Task requirements: Read the lines of the data below and retrieve those with "more".
[Start of Attachment]
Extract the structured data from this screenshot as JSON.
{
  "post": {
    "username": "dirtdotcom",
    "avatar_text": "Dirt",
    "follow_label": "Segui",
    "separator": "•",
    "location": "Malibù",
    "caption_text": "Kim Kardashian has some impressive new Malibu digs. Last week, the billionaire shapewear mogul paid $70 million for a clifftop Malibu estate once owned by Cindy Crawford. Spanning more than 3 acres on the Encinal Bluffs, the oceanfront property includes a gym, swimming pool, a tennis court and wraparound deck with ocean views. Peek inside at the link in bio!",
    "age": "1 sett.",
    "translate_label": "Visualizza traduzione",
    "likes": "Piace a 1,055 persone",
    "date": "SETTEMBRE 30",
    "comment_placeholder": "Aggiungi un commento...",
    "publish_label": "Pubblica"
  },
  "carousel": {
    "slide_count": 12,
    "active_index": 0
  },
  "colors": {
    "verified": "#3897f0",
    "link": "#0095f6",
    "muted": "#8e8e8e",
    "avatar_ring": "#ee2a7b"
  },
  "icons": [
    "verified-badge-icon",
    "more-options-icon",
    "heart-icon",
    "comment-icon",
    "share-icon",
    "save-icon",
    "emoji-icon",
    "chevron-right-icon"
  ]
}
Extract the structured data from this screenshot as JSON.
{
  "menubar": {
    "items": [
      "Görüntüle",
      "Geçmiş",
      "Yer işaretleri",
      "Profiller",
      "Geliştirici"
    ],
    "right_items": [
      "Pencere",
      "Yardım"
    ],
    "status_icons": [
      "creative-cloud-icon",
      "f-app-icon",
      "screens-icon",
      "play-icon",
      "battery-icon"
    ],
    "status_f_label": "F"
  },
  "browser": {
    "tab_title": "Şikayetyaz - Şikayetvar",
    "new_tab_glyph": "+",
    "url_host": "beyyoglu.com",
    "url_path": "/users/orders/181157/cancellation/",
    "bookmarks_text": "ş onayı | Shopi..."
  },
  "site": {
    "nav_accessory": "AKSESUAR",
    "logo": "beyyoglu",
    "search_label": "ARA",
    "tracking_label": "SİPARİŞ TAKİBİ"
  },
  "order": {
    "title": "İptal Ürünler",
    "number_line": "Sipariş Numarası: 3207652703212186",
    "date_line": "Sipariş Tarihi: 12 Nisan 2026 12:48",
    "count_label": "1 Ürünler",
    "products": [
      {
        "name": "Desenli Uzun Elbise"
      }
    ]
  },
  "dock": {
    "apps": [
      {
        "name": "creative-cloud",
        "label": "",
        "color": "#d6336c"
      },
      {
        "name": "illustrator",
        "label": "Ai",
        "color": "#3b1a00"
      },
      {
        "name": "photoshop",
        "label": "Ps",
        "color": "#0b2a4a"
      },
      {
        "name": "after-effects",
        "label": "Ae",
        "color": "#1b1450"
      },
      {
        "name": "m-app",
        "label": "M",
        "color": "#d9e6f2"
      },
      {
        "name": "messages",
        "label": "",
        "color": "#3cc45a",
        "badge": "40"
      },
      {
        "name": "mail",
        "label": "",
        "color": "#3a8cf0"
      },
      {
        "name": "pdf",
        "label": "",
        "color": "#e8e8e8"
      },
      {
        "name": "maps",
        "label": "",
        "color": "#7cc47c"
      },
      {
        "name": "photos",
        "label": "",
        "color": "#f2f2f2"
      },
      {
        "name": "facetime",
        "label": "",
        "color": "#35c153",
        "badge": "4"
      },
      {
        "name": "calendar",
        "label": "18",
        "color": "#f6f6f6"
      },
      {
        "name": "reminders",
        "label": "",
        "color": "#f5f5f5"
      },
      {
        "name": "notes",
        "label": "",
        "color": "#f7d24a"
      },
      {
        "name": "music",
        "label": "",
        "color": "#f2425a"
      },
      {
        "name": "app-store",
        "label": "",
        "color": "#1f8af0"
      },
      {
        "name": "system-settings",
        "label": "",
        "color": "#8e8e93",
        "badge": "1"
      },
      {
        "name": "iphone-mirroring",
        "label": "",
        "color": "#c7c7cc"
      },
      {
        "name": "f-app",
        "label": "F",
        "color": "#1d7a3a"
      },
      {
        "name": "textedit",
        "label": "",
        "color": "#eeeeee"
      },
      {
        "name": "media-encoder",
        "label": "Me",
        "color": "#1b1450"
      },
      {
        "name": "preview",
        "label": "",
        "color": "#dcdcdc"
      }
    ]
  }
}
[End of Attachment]
Problem solution:
    "caption_text": "Kim Kardashian has some impressive new Malibu digs. Last week, the billionaire shapewear mogul paid $70 million for a clifftop Malibu estate once owned by Cindy Crawford. Spanning more than 3 acres on the Encinal Bluffs, the oceanfront property includes a gym, swimming pool, a tennis court and wraparound deck with ocean views. Peek inside at the link in bio!",
    "more-options-icon",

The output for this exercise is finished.